I am a mountain girl, transplanted to a water world, and have never actually been to the Midwest region of the U.S., but I have long been drawn to the landscape and the literature of that part of the world. It started in high school when we were assigned Willa Cather’s My Antonia in Honors English. I remember being completely carried away by the story, and by the greatness of her writing, the beauty of her language. That reading experience was followed closely by O Pioneers!, and I became a Willa Cather fan for life. My best friend and I chose secret names for each other during that innocent time long ago, and I still call her “Antonia” in my emails and letters.
After my son was born, there were quiet, rainy afternoons while he napped, and I reread all of Laura Ingalls Wilder’s books in her Little House series. That was a delight. And while reading those books, I realized that some of our family traditions (especially pertaining to food) went way back to pioneer times (my great, great grandparents were pioneers). Those family meals of biscuits and gravy, or the homemade whole wheat bread my Mom baked every Saturday, were throw-backs to an earlier time in our family history!
While I was working in the bookstore in the early 1980s, I discovered the University of Nebraska Press, which became my favorite publishing house. I loved every book I read that was published by them, including Letters of a Woman Homesteader, and Letters on an Elk Hunt by a Woman Homesteader, both written by Elinore Pruitt Stewart. Her location was actually southwestern Wyoming, but I associate her with the Midwest.

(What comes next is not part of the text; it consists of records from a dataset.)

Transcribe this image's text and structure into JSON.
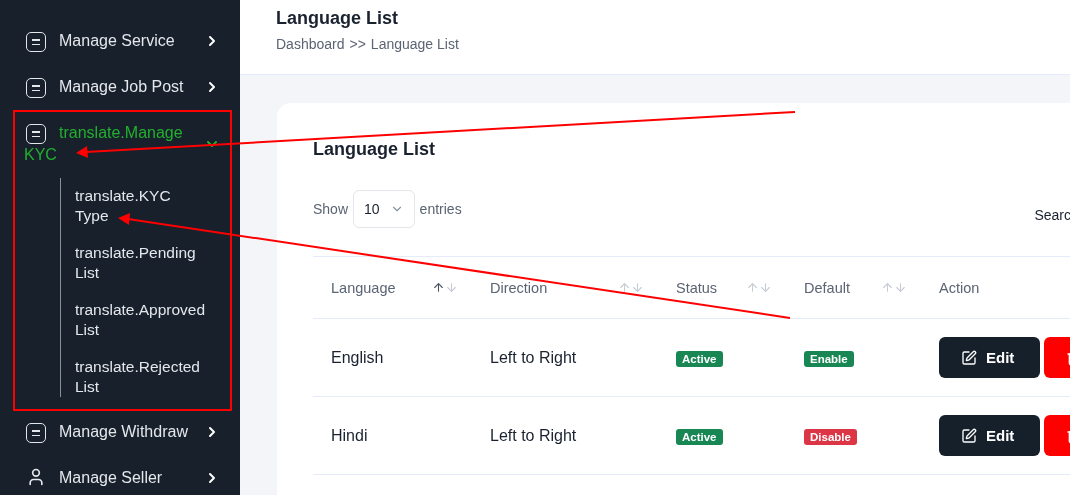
{
  "sidebar": {
    "items": [
      {
        "kind": "module",
        "label": "Manage Service",
        "expanded": false
      },
      {
        "kind": "module",
        "label": "Manage Job Post",
        "expanded": false
      },
      {
        "kind": "module",
        "label": "translate.Manage KYC",
        "expanded": true,
        "children": [
          {
            "label": "translate.KYC Type"
          },
          {
            "label": "translate.Pending List"
          },
          {
            "label": "translate.Approved List"
          },
          {
            "label": "translate.Rejected List"
          }
        ]
      },
      {
        "kind": "module",
        "label": "Manage Withdraw",
        "expanded": false
      },
      {
        "kind": "people",
        "label": "Manage Seller",
        "expanded": false
      }
    ]
  },
  "header": {
    "title": "Language List",
    "breadcrumb": [
      "Dashboard",
      "Language List"
    ],
    "separator": ">>"
  },
  "card": {
    "title": "Language List",
    "show_label": "Show",
    "entries_value": "10",
    "entries_label": "entries",
    "search_label": "Searc"
  },
  "table": {
    "columns": [
      {
        "label": "Language",
        "sorted": true
      },
      {
        "label": "Direction",
        "sorted": false
      },
      {
        "label": "Status",
        "sorted": false
      },
      {
        "label": "Default",
        "sorted": false
      },
      {
        "label": "Action"
      }
    ],
    "rows": [
      {
        "language": "English",
        "direction": "Left to Right",
        "status": {
          "label": "Active",
          "on": true
        },
        "default": {
          "label": "Enable",
          "on": true
        },
        "actions": [
          {
            "kind": "edit",
            "label": "Edit"
          },
          {
            "kind": "delete"
          }
        ]
      },
      {
        "language": "Hindi",
        "direction": "Left to Right",
        "status": {
          "label": "Active",
          "on": true
        },
        "default": {
          "label": "Disable",
          "on": false
        },
        "actions": [
          {
            "kind": "edit",
            "label": "Edit"
          },
          {
            "kind": "delete"
          }
        ]
      }
    ]
  }
}
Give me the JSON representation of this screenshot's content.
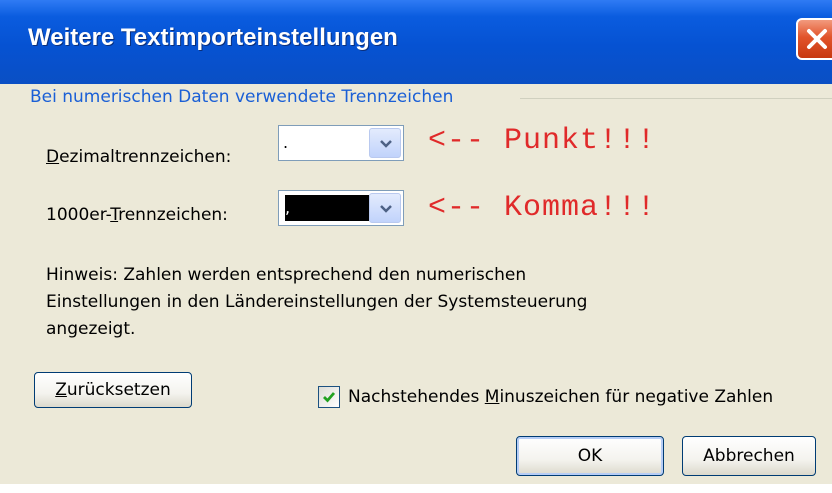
{
  "window": {
    "title": "Weitere Textimporteinstellungen"
  },
  "group": {
    "label": "Bei numerischen Daten verwendete Trennzeichen"
  },
  "decimal": {
    "label_pre": "",
    "label_key": "D",
    "label_post": "ezimaltrennzeichen:",
    "value": "."
  },
  "thousands": {
    "label_pre": "1000er-",
    "label_key": "T",
    "label_post": "rennzeichen:",
    "value": ","
  },
  "annotations": {
    "decimal": "<-- Punkt!!!",
    "thousands": "<-- Komma!!!",
    "color": "#e02a2a"
  },
  "hint": {
    "line1": "Hinweis: Zahlen werden entsprechend den numerischen",
    "line2": "Einstellungen in den Ländereinstellungen der Systemsteuerung",
    "line3": "angezeigt."
  },
  "buttons": {
    "reset_key": "Z",
    "reset_rest": "urücksetzen",
    "ok": "OK",
    "cancel": "Abbrechen"
  },
  "checkbox": {
    "checked": true,
    "label_pre": "Nachstehendes ",
    "label_key": "M",
    "label_post": "inuszeichen für negative Zahlen"
  },
  "icons": {
    "close": "close-icon",
    "dropdown": "chevron-down-icon",
    "check": "check-icon"
  },
  "colors": {
    "titlebar": "#0652d2",
    "dialog_bg": "#ece9d8",
    "group_label": "#1a5fd6"
  }
}
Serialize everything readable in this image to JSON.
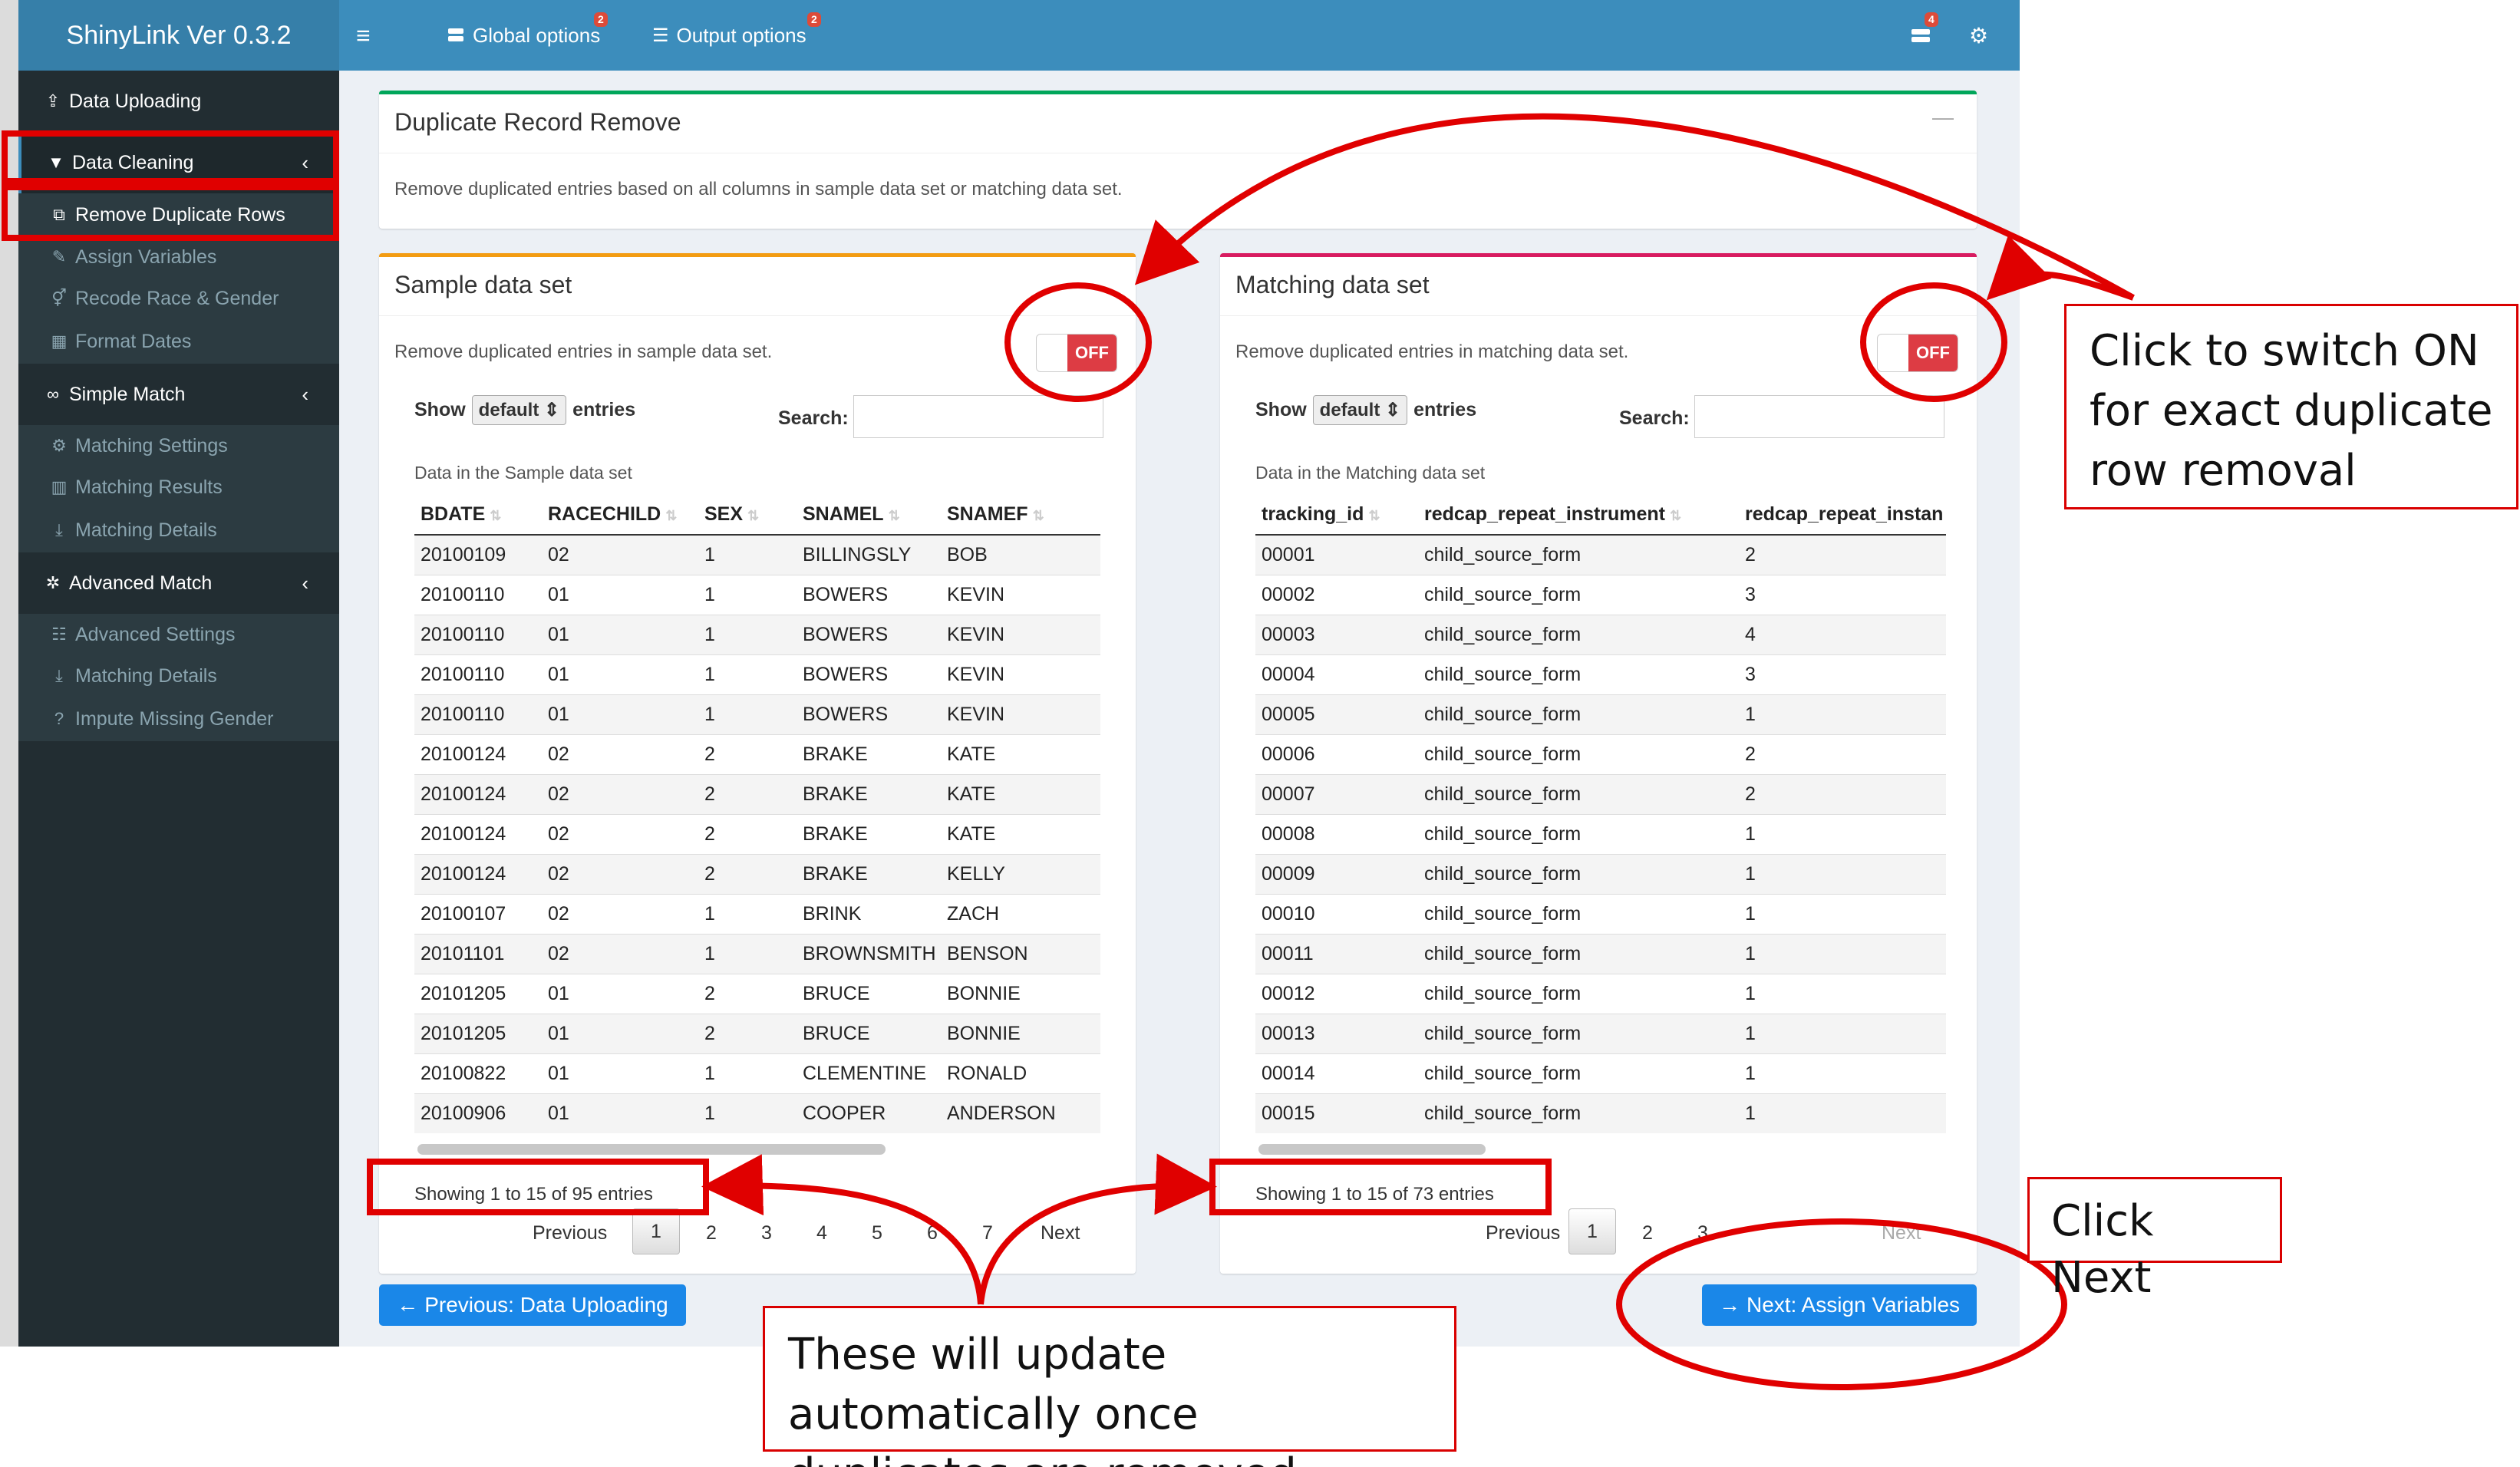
{
  "app": {
    "title": "ShinyLink Ver 0.3.2"
  },
  "topnav": {
    "menu_icon": "hamburger-icon",
    "global_options": "Global options",
    "global_badge": "2",
    "output_options": "Output options",
    "output_badge": "2",
    "notify_badge": "4"
  },
  "sidebar": {
    "data_uploading": "Data Uploading",
    "data_cleaning": "Data Cleaning",
    "remove_duplicate_rows": "Remove Duplicate Rows",
    "assign_variables": "Assign Variables",
    "recode_race_gender": "Recode Race & Gender",
    "format_dates": "Format Dates",
    "simple_match": "Simple Match",
    "matching_settings": "Matching Settings",
    "matching_results": "Matching Results",
    "matching_details": "Matching Details",
    "advanced_match": "Advanced Match",
    "advanced_settings": "Advanced Settings",
    "adv_matching_details": "Matching Details",
    "impute_missing_gender": "Impute Missing Gender"
  },
  "main": {
    "title": "Duplicate Record Remove",
    "description": "Remove duplicated entries based on all columns in sample data set or matching data set.",
    "collapse": "—"
  },
  "sample": {
    "title": "Sample data set",
    "desc": "Remove duplicated entries in sample data set.",
    "toggle": "OFF",
    "show": "Show",
    "length": "default",
    "entries": "entries",
    "search": "Search:",
    "caption": "Data in the Sample data set",
    "columns": [
      "BDATE",
      "RACECHILD",
      "SEX",
      "SNAMEL",
      "SNAMEF"
    ],
    "rows": [
      [
        "20100109",
        "02",
        "1",
        "BILLINGSLY",
        "BOB"
      ],
      [
        "20100110",
        "01",
        "1",
        "BOWERS",
        "KEVIN"
      ],
      [
        "20100110",
        "01",
        "1",
        "BOWERS",
        "KEVIN"
      ],
      [
        "20100110",
        "01",
        "1",
        "BOWERS",
        "KEVIN"
      ],
      [
        "20100110",
        "01",
        "1",
        "BOWERS",
        "KEVIN"
      ],
      [
        "20100124",
        "02",
        "2",
        "BRAKE",
        "KATE"
      ],
      [
        "20100124",
        "02",
        "2",
        "BRAKE",
        "KATE"
      ],
      [
        "20100124",
        "02",
        "2",
        "BRAKE",
        "KATE"
      ],
      [
        "20100124",
        "02",
        "2",
        "BRAKE",
        "KELLY"
      ],
      [
        "20100107",
        "02",
        "1",
        "BRINK",
        "ZACH"
      ],
      [
        "20101101",
        "02",
        "1",
        "BROWNSMITH",
        "BENSON"
      ],
      [
        "20101205",
        "01",
        "2",
        "BRUCE",
        "BONNIE"
      ],
      [
        "20101205",
        "01",
        "2",
        "BRUCE",
        "BONNIE"
      ],
      [
        "20100822",
        "01",
        "1",
        "CLEMENTINE",
        "RONALD"
      ],
      [
        "20100906",
        "01",
        "1",
        "COOPER",
        "ANDERSON"
      ]
    ],
    "info": "Showing 1 to 15 of 95 entries",
    "previous": "Previous",
    "pages": [
      "1",
      "2",
      "3",
      "4",
      "5",
      "6",
      "7"
    ],
    "next": "Next"
  },
  "matching": {
    "title": "Matching data set",
    "desc": "Remove duplicated entries in matching data set.",
    "toggle": "OFF",
    "show": "Show",
    "length": "default",
    "entries": "entries",
    "search": "Search:",
    "caption": "Data in the Matching data set",
    "columns": [
      "tracking_id",
      "redcap_repeat_instrument",
      "redcap_repeat_instan"
    ],
    "rows": [
      [
        "00001",
        "child_source_form",
        "2"
      ],
      [
        "00002",
        "child_source_form",
        "3"
      ],
      [
        "00003",
        "child_source_form",
        "4"
      ],
      [
        "00004",
        "child_source_form",
        "3"
      ],
      [
        "00005",
        "child_source_form",
        "1"
      ],
      [
        "00006",
        "child_source_form",
        "2"
      ],
      [
        "00007",
        "child_source_form",
        "2"
      ],
      [
        "00008",
        "child_source_form",
        "1"
      ],
      [
        "00009",
        "child_source_form",
        "1"
      ],
      [
        "00010",
        "child_source_form",
        "1"
      ],
      [
        "00011",
        "child_source_form",
        "1"
      ],
      [
        "00012",
        "child_source_form",
        "1"
      ],
      [
        "00013",
        "child_source_form",
        "1"
      ],
      [
        "00014",
        "child_source_form",
        "1"
      ],
      [
        "00015",
        "child_source_form",
        "1"
      ]
    ],
    "info": "Showing 1 to 15 of 73 entries",
    "previous": "Previous",
    "pages": [
      "1",
      "2",
      "3"
    ],
    "next": "Next"
  },
  "buttons": {
    "prev": "Previous: Data Uploading",
    "next": "Next: Assign Variables"
  },
  "annotations": {
    "toggle_note": "Click to switch ON for exact duplicate row removal",
    "next_note": "Click Next",
    "update_note": "These will update automatically once duplicates are removed"
  },
  "colors": {
    "header": "#3c8dbc",
    "brand": "#367fa9",
    "sidebar": "#222d32",
    "content": "#ecf0f5",
    "annotation_red": "#e00000",
    "sample_border": "#f39c12",
    "matching_border": "#d81b60",
    "main_border": "#00a65a"
  }
}
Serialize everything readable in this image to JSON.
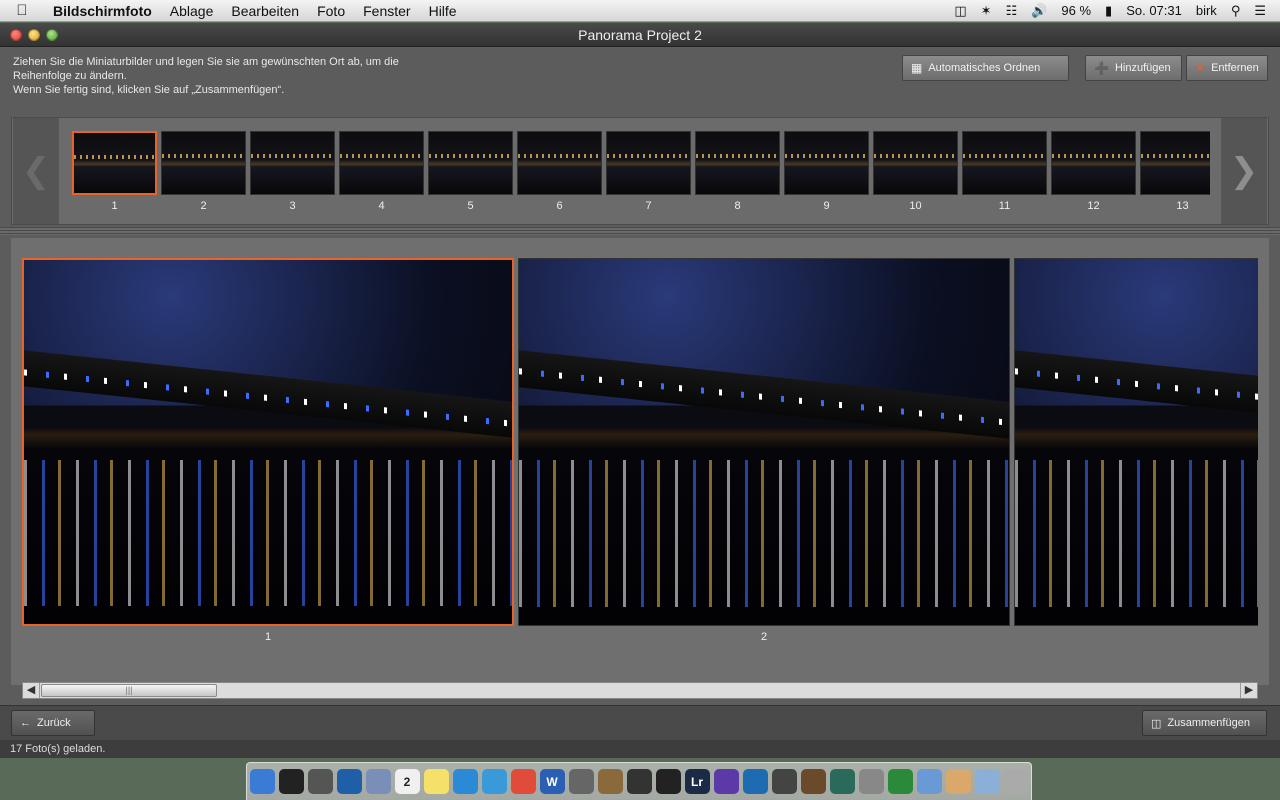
{
  "menubar": {
    "apple": "",
    "app": "Bildschirmfoto",
    "items": [
      "Ablage",
      "Bearbeiten",
      "Foto",
      "Fenster",
      "Hilfe"
    ],
    "battery": "96 %",
    "clock": "So. 07:31",
    "user": "birk"
  },
  "window": {
    "title": "Panorama Project 2"
  },
  "instructions": {
    "line1": "Ziehen Sie die Miniaturbilder und legen Sie sie am gewünschten Ort ab, um die Reihenfolge zu ändern.",
    "line2": "Wenn Sie fertig sind, klicken Sie auf „Zusammenfügen“."
  },
  "toolbar": {
    "auto_label": "Automatisches Ordnen",
    "add_label": "Hinzufügen",
    "remove_label": "Entfernen"
  },
  "thumbnails": [
    "1",
    "2",
    "3",
    "4",
    "5",
    "6",
    "7",
    "8",
    "9",
    "10",
    "11",
    "12",
    "13"
  ],
  "selected_thumbnail": "1",
  "preview": {
    "photos": [
      "1",
      "2"
    ]
  },
  "bottom": {
    "back_label": "Zurück",
    "merge_label": "Zusammenfügen"
  },
  "status": "17 Foto(s) geladen.",
  "dock": {
    "icons": [
      "finder-icon",
      "terminal-icon",
      "app-icon",
      "safari-icon",
      "preview-icon",
      "calendar-icon",
      "notes-icon",
      "itunes-icon",
      "compass-icon",
      "chrome-icon",
      "word-icon",
      "camera-icon",
      "photos-icon",
      "aperture-icon",
      "nikon-icon",
      "lightroom-icon",
      "app2-icon",
      "app3-icon",
      "app4-icon",
      "app5-icon",
      "app6-icon",
      "app7-icon",
      "app8-icon",
      "folder-icon",
      "home-icon",
      "downloads-icon",
      "trash-icon"
    ],
    "calendar_day": "2",
    "lightroom_text": "Lr",
    "word_text": "W"
  },
  "colors": {
    "accent": "#e8622a"
  }
}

I also discovered Frederick Manfred’s books while working at the bookstore. I became fascinated by his tales of the Indians of the Great Plains, in particular by his Buckskin Man Tales, which included Conquering Horse, Scarlet Plume, and Lord Grizzly.
Other favorites over the years include Giants in the Earth, and Peder Victorious, by O. E. Rolvaag, and Sea of Grass, by Conrad Richter.
I wonder sometimes if those “pioneer” genes I carry fire up occasionally, this many generations later, and somehow hear the call of the grasslands and the big sky…